(Data records for software interfaces)
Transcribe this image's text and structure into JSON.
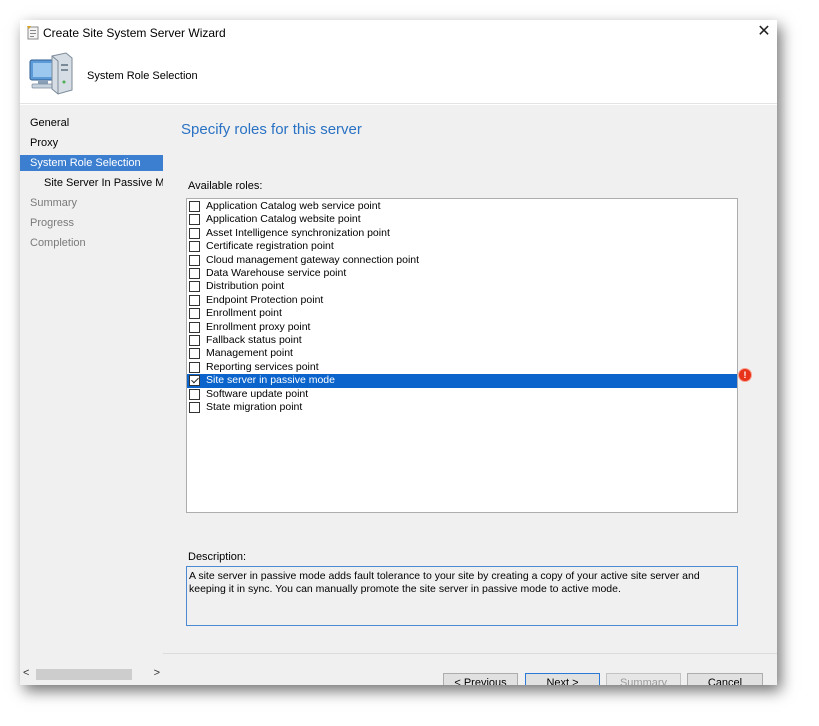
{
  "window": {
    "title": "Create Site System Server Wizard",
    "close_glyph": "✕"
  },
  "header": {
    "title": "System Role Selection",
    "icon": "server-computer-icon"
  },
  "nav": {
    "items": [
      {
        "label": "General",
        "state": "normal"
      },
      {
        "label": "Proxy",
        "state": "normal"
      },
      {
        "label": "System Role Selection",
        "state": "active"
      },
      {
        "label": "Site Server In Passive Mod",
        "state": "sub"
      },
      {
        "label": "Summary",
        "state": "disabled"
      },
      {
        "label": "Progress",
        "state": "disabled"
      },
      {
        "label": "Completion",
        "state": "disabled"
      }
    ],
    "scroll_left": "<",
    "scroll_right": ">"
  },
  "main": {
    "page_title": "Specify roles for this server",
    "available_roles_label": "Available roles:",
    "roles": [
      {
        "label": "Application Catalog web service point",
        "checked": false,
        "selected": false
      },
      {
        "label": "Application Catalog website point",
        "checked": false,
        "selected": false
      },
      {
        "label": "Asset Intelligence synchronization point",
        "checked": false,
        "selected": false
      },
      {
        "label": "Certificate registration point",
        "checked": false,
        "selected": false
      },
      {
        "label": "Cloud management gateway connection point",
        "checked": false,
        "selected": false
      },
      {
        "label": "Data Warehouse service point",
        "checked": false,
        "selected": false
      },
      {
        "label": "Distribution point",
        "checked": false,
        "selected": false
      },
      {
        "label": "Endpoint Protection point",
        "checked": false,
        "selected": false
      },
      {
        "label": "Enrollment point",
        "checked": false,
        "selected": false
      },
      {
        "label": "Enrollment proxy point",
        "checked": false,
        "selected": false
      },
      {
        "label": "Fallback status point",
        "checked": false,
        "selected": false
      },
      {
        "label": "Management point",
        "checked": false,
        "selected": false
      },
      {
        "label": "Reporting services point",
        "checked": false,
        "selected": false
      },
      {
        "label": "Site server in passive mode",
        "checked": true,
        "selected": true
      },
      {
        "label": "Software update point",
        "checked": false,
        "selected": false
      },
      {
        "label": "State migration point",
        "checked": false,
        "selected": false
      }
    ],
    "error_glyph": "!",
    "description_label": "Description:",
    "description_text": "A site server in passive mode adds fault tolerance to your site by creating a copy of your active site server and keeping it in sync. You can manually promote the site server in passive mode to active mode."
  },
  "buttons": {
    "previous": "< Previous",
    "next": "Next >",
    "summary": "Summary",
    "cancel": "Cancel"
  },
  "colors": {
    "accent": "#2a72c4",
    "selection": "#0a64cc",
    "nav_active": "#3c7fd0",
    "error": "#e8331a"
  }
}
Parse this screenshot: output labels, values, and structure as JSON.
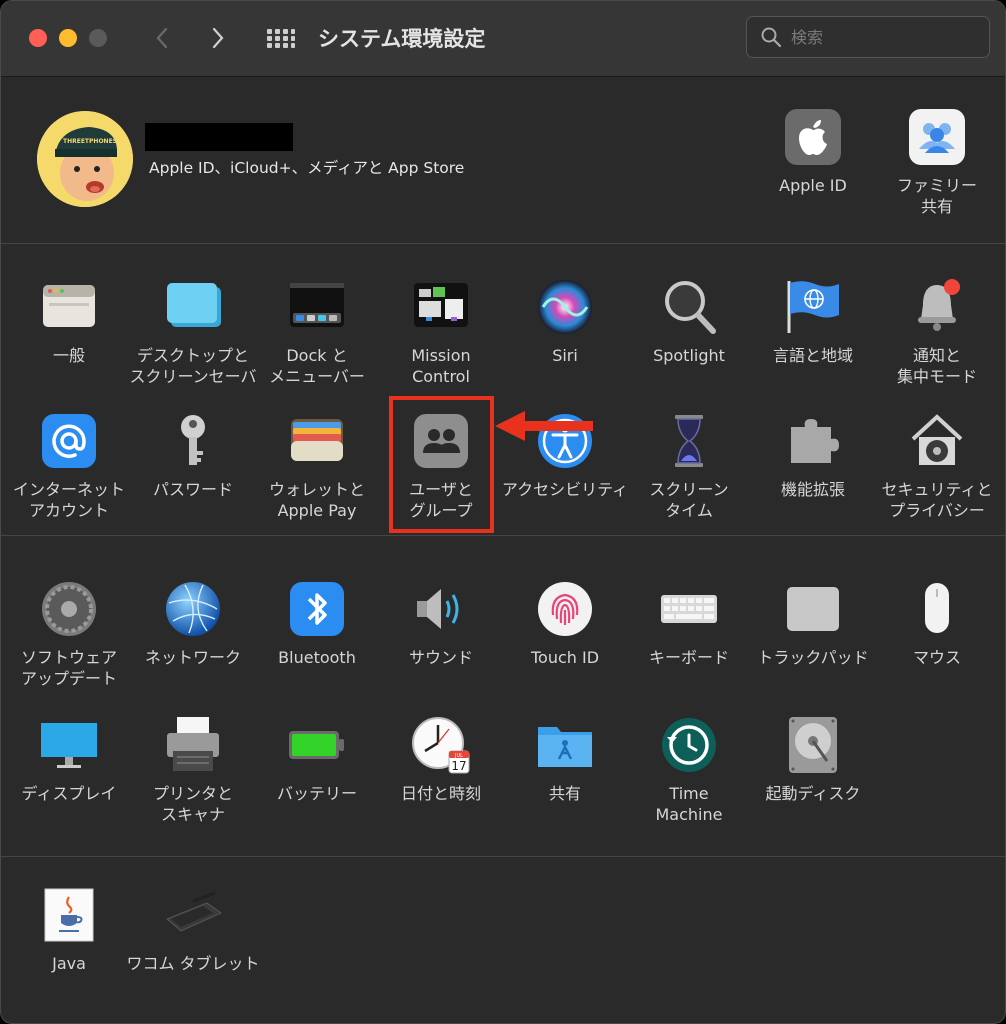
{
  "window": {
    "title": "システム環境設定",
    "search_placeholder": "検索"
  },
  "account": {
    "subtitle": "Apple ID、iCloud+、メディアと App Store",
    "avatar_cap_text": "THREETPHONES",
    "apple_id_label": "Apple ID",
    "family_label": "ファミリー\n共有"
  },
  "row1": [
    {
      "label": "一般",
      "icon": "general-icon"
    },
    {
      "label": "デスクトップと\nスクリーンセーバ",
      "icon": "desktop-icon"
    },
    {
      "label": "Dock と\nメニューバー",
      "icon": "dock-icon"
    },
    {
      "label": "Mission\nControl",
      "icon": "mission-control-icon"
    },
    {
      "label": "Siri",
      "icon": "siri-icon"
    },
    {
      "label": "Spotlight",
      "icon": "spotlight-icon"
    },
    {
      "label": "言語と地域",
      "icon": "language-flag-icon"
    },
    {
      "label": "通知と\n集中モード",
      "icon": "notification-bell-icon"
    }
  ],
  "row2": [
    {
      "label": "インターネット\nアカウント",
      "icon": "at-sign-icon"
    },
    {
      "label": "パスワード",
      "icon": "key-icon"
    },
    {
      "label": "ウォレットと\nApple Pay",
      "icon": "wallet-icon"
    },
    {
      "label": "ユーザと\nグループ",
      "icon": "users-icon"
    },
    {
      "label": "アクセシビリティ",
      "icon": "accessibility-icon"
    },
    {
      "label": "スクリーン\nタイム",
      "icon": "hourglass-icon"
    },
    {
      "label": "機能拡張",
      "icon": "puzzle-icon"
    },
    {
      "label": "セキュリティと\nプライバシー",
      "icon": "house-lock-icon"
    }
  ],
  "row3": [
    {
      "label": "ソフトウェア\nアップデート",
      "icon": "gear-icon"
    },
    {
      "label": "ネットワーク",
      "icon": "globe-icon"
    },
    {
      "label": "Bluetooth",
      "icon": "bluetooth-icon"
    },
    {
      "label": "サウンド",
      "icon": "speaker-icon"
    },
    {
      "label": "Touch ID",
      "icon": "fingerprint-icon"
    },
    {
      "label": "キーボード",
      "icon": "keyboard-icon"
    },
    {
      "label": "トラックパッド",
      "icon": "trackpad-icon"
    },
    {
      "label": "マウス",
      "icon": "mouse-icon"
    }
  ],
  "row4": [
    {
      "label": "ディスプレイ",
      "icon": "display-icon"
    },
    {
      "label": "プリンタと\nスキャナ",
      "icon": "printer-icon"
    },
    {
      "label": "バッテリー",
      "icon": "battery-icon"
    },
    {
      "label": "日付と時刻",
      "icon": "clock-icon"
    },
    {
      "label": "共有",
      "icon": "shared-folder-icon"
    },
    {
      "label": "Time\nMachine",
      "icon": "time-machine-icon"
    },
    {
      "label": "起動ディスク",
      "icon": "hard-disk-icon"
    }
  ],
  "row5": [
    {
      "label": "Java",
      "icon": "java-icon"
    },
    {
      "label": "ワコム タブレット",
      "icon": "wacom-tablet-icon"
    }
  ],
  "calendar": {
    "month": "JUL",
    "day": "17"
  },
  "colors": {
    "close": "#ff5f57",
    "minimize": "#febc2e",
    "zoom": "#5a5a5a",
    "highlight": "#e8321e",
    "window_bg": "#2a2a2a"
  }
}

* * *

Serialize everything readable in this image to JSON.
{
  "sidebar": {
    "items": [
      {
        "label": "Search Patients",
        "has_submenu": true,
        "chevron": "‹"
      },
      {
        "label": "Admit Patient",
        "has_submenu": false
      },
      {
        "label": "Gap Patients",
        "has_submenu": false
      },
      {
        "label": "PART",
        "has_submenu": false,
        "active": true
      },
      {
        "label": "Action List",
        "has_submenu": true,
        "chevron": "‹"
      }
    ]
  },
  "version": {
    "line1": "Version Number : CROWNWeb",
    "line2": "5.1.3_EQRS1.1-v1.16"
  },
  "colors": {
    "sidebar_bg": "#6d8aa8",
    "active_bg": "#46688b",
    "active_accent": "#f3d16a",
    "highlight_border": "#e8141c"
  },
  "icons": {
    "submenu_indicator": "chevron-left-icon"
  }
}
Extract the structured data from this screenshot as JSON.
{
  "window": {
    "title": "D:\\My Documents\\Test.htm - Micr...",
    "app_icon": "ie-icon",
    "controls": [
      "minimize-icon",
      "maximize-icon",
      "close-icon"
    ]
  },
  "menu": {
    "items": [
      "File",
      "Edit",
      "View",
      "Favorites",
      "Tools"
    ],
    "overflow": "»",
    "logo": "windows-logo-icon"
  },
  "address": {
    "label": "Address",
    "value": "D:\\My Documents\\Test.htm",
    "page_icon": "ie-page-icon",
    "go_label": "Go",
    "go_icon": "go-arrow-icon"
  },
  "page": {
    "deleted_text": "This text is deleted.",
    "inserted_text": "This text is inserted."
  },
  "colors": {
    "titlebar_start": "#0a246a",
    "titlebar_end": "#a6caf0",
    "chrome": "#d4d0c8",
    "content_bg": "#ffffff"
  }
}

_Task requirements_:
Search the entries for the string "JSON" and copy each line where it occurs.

_Task solution_:
Transcribe this image's text and structure into JSON.
Parse this screenshot: output labels, values, and structure as JSON.
Serialize everything readable in this image to JSON.
Extract the structured data from this screenshot as JSON.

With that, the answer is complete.